─── Data ───
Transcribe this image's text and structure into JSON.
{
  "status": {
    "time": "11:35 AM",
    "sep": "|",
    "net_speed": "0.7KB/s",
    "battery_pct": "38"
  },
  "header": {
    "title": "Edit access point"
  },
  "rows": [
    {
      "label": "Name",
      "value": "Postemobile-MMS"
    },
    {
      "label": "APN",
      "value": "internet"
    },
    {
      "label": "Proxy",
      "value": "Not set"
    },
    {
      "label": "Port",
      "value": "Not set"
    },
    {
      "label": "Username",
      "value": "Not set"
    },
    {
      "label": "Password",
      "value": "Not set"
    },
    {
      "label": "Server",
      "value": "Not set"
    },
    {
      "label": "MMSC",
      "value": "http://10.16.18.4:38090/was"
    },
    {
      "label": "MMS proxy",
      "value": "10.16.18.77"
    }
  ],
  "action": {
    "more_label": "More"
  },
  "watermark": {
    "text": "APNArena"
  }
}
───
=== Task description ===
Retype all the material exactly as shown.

=== Response box ===
Transcribe this image's text and structure into JSON.
{
  "status": {
    "time": "11:35 AM",
    "sep": "|",
    "net_speed": "0.7KB/s",
    "battery_pct": "38"
  },
  "header": {
    "title": "Edit access point"
  },
  "rows": [
    {
      "label": "Name",
      "value": "Postemobile-MMS"
    },
    {
      "label": "APN",
      "value": "internet"
    },
    {
      "label": "Proxy",
      "value": "Not set"
    },
    {
      "label": "Port",
      "value": "Not set"
    },
    {
      "label": "Username",
      "value": "Not set"
    },
    {
      "label": "Password",
      "value": "Not set"
    },
    {
      "label": "Server",
      "value": "Not set"
    },
    {
      "label": "MMSC",
      "value": "http://10.16.18.4:38090/was"
    },
    {
      "label": "MMS proxy",
      "value": "10.16.18.77"
    }
  ],
  "action": {
    "more_label": "More"
  },
  "watermark": {
    "text": "APNArena"
  }
}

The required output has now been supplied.